She was right. He knew it, but that didn’t make it any easier to nod his agreement. “I guess I’ll let him come along.”
To his shock, she shook her head. “No, don’t let him tag along—”
“But isn’t that what you just said I should do?” Confused, he pulled his hand from her grip.
“What I mean is, you can’t grudgingly allow him to go. You need to invite him and let him know you’d appreciate his skill and experience.”
He let her words sink in, hearing the difference but his stomach still clenched as he pictured Hunter on the mainland with danger lurking over every rise. What if he failed again and something happened to his son?
The first book in the Sympatico Syndrome Series, Infection, is now available and receiving some great reviews. I'm very appreciative of those who take a moment to leave a review--especially since this is a new genre for me. I've been a long-time reader of post-apocalyptic, but this was my first attempt at writing it. I had a lot of fun coming up with the premise and then carrying out the story. I anticipate having even more fun in Isolation, the planned second book in the series.
What started as a "flu" outbreak on a military base proves deadlier than Ebola and more contagious than the Spanish Flu. Sympatico Syndrome is unlike anything the world has ever seen. Victims' behavior is changing to accommodate the rapid spread of the virus.
Former Navy epidemiologist Cole Evans is well aware of the rare, infectious diseases the military studies. He also knows, first-hand, the government's stance on sharing information with the public, so if the media has already learned about the disease, then it’s far too late to contain the outbreak.

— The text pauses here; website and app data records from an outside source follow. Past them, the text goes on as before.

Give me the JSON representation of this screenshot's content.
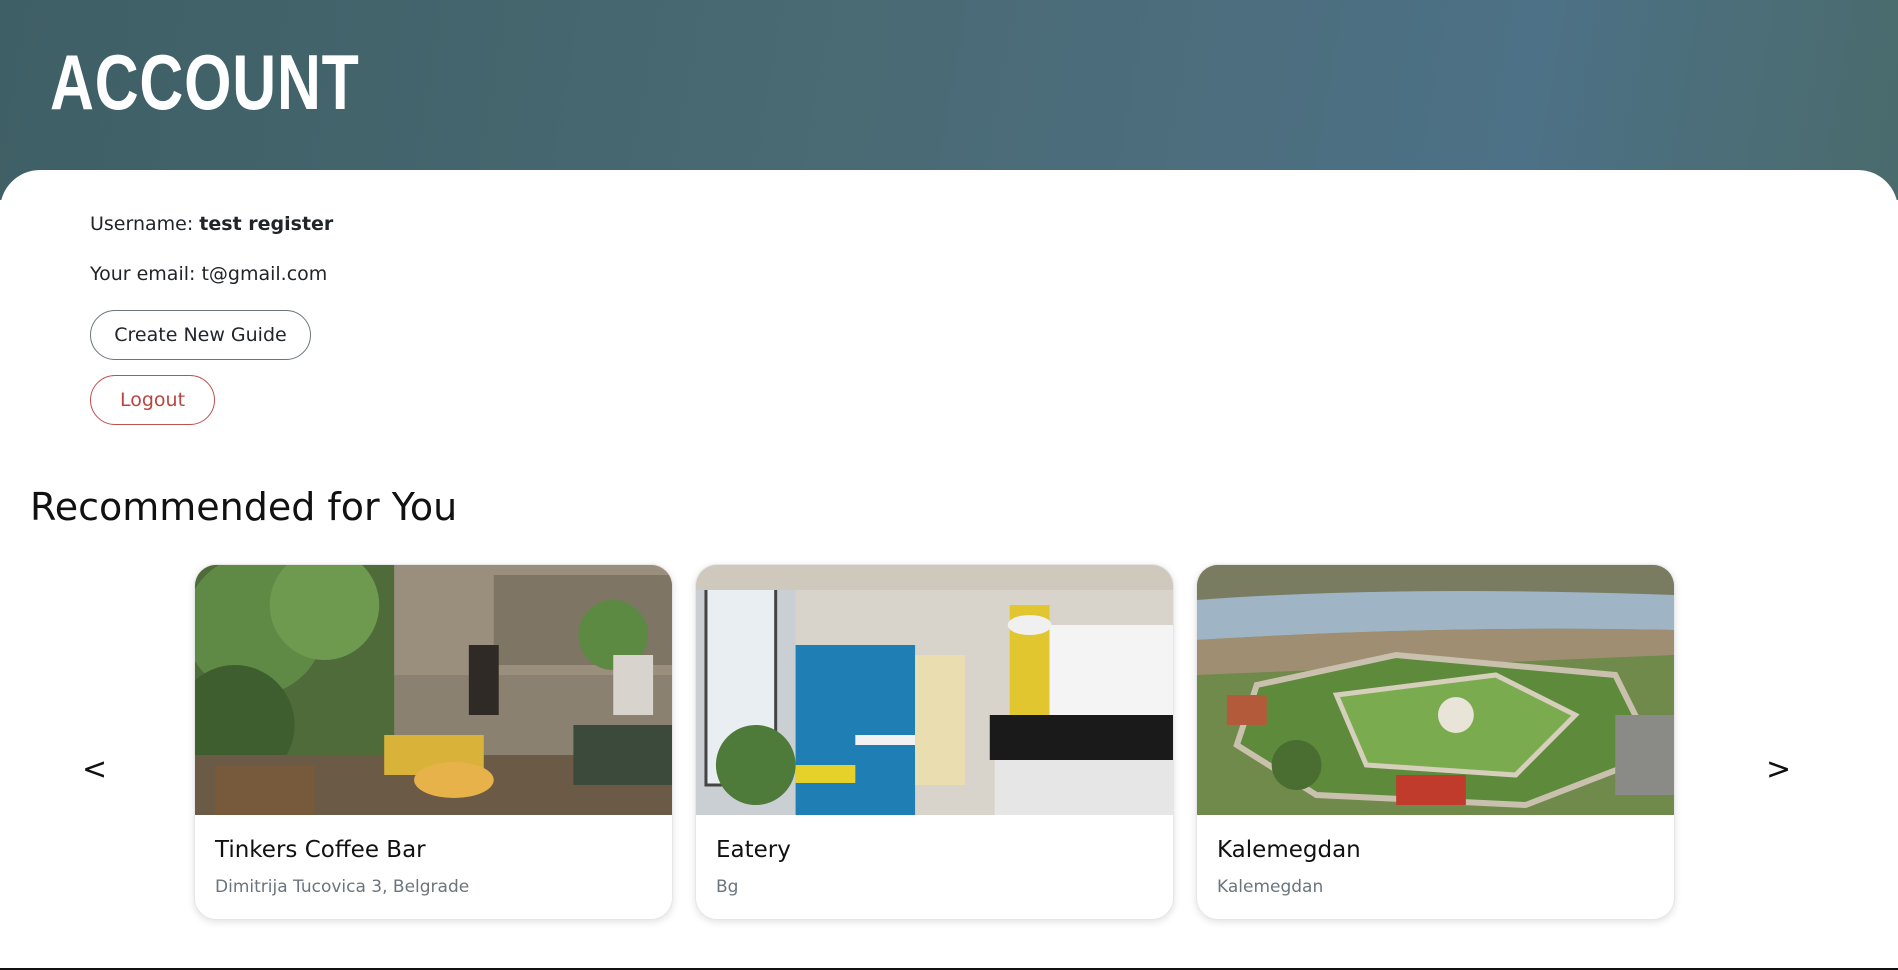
{
  "header": {
    "title": "ACCOUNT"
  },
  "account": {
    "username_label": "Username: ",
    "username_value": "test register",
    "email_label": "Your email: ",
    "email_value": "t@gmail.com",
    "create_guide_label": "Create New Guide",
    "logout_label": "Logout"
  },
  "recommended": {
    "title": "Recommended for You",
    "prev_label": "<",
    "next_label": ">",
    "cards": [
      {
        "title": "Tinkers Coffee Bar",
        "subtitle": "Dimitrija Tucovica 3, Belgrade"
      },
      {
        "title": "Eatery",
        "subtitle": "Bg"
      },
      {
        "title": "Kalemegdan",
        "subtitle": "Kalemegdan"
      }
    ]
  },
  "colors": {
    "hero": "#4a6a74",
    "logout": "#b8453f",
    "muted": "#6c757d"
  }
}
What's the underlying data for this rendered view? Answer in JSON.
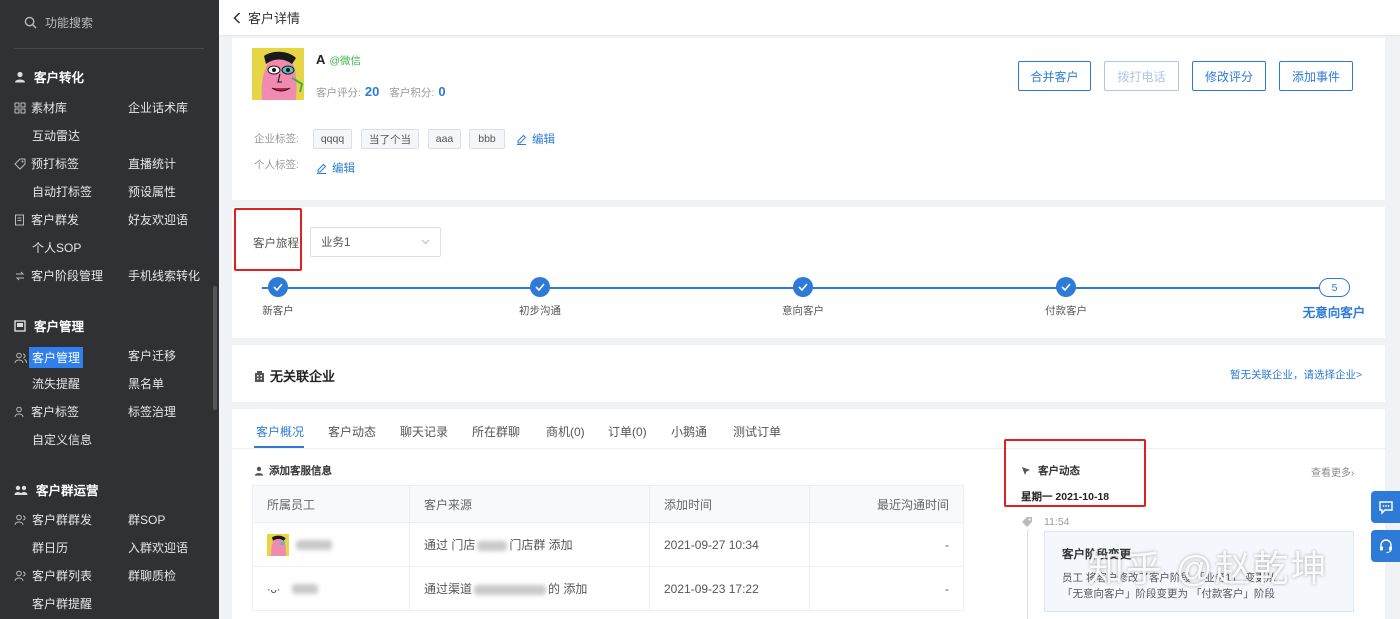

Cole's only chance to save his family is to establish a safe haven. Isolated, hard to reach, and with enough space for his brother's family as well, he has the perfect location--if only they can all reach it before they're infected...